This is one that has to be approached with skepticism — after all, this is New York City.
Despite the omnipresent sound of sirens, the ambulances racing down busy streets, and crimes being committed throughout Gotham’s five boroughs, there were no reported shootings, stabbings or slashings all day Monday, police officials told the New York Daily News — an unheard-of statistic in a city of more than 8 million people. The rare “triple zero” was a welcome departure from two decades ago, when the city logged more than 2,200 murders over the course of 1990, according to CompStat figures.
Right now, the Big Apple is on track to finish the year with about 400 murders, the lowest since 1960, the News said. Although crime is up 9% overall, likely driven by a surge in robberies, homicide is down 23%. The paper says credit for the drop in shooting deaths was given to the NYPD’s controversial “stop and frisk” policy, where people are randomly halted by cops and searched for weapons or illegal drugs, which in theory discourages would-be felons from carrying firearms.
The one shooting that did happen, police say, was an accidental self-inflicted gun wound to the right thigh of a 16-year-old male in the Bronx. No crime was involved.
But alas, the streak did not last.
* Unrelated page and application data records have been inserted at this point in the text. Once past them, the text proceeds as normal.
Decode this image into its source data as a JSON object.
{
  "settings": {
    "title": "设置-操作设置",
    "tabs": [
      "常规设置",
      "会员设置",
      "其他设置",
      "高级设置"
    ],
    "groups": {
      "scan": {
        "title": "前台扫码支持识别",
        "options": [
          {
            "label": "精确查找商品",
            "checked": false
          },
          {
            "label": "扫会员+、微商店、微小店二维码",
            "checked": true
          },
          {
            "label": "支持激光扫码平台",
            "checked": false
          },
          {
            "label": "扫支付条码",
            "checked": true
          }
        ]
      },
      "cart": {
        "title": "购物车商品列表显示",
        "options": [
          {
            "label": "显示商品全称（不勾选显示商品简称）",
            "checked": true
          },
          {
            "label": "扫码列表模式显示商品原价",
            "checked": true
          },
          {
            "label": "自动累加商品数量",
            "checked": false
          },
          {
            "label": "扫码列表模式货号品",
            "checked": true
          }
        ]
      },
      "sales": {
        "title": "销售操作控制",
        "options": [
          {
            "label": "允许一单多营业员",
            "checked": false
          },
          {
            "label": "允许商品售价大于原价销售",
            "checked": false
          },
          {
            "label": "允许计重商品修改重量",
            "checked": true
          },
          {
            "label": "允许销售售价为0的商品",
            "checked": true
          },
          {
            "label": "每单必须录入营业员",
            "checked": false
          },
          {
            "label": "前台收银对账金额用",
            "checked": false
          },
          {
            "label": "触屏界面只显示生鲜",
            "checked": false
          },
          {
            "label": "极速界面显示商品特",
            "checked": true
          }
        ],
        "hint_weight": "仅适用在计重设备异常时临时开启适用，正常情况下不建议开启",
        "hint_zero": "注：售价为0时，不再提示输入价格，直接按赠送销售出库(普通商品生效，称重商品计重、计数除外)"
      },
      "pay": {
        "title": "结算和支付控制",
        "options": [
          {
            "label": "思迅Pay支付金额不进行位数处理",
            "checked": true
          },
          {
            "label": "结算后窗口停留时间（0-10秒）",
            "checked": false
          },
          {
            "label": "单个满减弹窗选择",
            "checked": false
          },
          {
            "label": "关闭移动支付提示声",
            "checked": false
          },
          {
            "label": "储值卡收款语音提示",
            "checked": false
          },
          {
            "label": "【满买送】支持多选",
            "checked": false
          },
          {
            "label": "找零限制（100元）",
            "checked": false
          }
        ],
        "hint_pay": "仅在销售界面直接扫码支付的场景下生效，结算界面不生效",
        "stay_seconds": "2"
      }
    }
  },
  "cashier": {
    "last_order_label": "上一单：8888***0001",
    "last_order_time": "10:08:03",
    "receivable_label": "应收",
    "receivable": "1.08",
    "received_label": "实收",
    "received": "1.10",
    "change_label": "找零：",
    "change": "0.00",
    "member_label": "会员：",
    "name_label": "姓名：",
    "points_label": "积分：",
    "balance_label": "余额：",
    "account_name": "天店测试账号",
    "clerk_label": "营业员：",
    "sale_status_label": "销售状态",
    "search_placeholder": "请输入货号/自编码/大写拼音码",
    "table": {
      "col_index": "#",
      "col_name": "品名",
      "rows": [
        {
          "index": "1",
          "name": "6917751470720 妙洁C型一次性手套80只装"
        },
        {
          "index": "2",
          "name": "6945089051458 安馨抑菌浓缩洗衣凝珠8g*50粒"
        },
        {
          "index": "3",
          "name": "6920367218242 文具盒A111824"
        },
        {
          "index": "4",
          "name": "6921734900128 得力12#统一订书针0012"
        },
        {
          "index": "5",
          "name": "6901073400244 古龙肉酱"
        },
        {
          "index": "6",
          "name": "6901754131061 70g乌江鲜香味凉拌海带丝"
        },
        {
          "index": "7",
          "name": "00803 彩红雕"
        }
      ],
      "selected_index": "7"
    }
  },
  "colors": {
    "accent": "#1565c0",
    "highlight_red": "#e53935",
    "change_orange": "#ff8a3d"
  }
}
On Tuesday morning a 27-year-old man was shot in the head in Brooklyn’s Flatlands neighborhood.